The three men suck on Chupa Chup-size treats, declaring the lychee martini pops good, the mojito ones in need of fine-tuning, and the ginger-sicles just plain awful. Once the flavors are perfected, Drai hopes the drinks the pops are in will sell for $17 to $20 apiece. "We need the pink bubble gum," he says. "Those are the bestvodka and chunks of bubble gum!"
At about 3 A.M. the following night, while driving his Hummer across Las Vegas Boulevard en route to Drai's, Jesse blows through a red turn arrow. He doesn't bother checking his rearview for flashing lights. "I know the guys at Metro," he says. "You'd be surprised at the influence that comes from owning a club in this town."
Now as ubiquitous as slot machines, clubs are a relatively recent phenomenon in these parts. Before 1994, when Club Rio opened alongside the gambling floor of the Rio All-Suite Hotel & Casino, Vegas nightlife revolved around lounge acts and old-school stand-ups. That changed when Club Rio brought in scantily clad waitresses and big-city DJs. The cavernous RA in the Luxor, House of Blues with its members-only Foundation Room at Mandalay Bay, and a revamped Studio 54 at MGM Grand soon followed suit. By 2001, celebrities were massing at the Bellagio's Light. When Tryst opened four years later, Vegas nightlife was a crush of velvet-roped operations: TAO in the Venetian, Pure in Caesars Palace, and JET at the Mirage. For the Twins, success was hardly a given.
The brothers started modestly, growing up with post-hippie parents in grungy no-name towns in Southern California and Hawaii. Their mom died when they were 5; their father, a Vietnam vet who passed away nine years ago, raised them with military-style discipline. They developed a strong work ethic and had little time for girlfriends. "I cuddled with my pillow when I was 20 years old, thinking, One day I'll have a princess," Cy says. "Now I don't know what girls want from me. They use me, and I use them right back."
Jesse, too, is making up for lost time. "I love girls," he says. "I love hot girls.

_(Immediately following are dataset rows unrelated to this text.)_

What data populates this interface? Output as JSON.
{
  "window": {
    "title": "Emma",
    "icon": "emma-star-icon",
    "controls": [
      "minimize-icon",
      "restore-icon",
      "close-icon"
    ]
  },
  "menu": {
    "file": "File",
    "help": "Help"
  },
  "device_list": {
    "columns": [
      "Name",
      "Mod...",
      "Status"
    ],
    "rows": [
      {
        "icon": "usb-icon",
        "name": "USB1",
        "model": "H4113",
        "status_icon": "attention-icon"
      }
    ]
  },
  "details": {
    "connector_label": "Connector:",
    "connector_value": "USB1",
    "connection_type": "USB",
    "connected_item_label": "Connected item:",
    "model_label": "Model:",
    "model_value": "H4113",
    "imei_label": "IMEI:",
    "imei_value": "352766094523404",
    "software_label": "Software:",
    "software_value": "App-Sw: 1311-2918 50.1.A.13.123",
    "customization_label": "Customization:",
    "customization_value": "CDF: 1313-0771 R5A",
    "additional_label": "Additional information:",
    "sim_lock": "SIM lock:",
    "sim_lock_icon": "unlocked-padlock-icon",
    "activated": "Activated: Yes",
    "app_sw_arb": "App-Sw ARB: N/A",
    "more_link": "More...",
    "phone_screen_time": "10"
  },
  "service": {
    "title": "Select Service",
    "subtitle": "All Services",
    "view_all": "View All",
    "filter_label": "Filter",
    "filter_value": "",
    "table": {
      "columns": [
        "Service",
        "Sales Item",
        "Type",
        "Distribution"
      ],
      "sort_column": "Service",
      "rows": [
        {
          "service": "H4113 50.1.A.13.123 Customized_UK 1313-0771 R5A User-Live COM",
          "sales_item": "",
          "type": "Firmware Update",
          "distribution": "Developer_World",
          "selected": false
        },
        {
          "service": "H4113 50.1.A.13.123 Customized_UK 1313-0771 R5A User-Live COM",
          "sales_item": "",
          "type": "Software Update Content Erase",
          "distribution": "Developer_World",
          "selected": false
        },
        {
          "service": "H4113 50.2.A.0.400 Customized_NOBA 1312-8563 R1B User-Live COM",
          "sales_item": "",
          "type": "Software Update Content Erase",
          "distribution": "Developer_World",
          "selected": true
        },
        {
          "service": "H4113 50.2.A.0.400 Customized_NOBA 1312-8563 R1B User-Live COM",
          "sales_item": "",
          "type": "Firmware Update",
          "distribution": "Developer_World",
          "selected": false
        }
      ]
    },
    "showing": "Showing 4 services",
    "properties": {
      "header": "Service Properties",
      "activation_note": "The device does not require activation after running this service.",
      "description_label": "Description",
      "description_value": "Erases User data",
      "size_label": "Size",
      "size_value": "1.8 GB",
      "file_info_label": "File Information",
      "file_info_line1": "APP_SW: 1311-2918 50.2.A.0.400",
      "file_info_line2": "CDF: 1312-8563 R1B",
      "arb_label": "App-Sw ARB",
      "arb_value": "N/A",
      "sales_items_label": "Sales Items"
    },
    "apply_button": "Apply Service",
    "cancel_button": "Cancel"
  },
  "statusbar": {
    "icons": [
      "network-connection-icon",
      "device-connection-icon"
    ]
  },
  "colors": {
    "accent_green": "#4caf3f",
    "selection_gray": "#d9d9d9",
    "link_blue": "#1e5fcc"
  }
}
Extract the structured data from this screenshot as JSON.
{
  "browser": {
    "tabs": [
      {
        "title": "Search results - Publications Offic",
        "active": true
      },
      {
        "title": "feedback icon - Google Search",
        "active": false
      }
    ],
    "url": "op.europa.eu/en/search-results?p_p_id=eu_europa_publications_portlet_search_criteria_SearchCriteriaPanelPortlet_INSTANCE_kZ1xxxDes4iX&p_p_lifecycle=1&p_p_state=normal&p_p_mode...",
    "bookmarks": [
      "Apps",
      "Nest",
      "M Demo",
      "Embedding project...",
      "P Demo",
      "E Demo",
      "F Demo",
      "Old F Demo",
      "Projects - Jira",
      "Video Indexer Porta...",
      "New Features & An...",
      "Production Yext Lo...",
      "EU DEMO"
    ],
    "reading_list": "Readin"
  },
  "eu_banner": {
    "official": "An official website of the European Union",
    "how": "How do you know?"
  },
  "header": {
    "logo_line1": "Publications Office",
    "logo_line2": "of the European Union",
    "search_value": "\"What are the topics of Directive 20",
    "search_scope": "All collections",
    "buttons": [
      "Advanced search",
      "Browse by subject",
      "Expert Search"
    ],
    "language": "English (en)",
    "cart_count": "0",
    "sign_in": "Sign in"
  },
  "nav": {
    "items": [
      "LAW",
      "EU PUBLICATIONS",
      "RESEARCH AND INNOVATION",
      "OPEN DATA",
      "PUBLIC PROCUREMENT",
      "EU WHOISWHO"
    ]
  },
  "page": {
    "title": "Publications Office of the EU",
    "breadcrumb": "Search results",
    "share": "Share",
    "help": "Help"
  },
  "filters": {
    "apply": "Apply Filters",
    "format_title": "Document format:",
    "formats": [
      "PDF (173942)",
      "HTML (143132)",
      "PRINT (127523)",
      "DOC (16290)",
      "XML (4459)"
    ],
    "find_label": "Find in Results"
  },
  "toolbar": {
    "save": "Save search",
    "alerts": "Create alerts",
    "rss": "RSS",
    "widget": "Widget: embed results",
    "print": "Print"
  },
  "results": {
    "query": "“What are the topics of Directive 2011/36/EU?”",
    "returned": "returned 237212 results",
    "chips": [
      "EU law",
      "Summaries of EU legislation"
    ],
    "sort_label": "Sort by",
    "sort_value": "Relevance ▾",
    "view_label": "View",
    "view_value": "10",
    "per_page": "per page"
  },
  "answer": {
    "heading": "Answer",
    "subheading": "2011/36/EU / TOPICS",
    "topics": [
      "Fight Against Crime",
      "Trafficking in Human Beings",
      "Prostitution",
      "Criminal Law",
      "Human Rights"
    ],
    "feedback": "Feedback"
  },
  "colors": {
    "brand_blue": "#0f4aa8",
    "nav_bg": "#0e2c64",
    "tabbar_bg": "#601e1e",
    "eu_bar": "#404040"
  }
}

I like tons of girls."
Forgoing college degrees, both boys ran through a series of flunky jobs. In 1996, at age 21, Jesse came to Las Vegas and got hired as a snowboarding instructor on nearby Mount Charleston. Through a client he landed a job as a greeter at Planet Hollywood, then steadily moved from club to club, bartending, working the door, training new employees. One of his former bosses, Andy Masi, now CEO of the Light Group, which has restaurants and clubs at the Bellagio and the Mirage, remembers him as "eager and confident." Jesse says that he's naturally shy. He abhors small talk, sometimes mumbles, and is surprisingly introverted around strangers.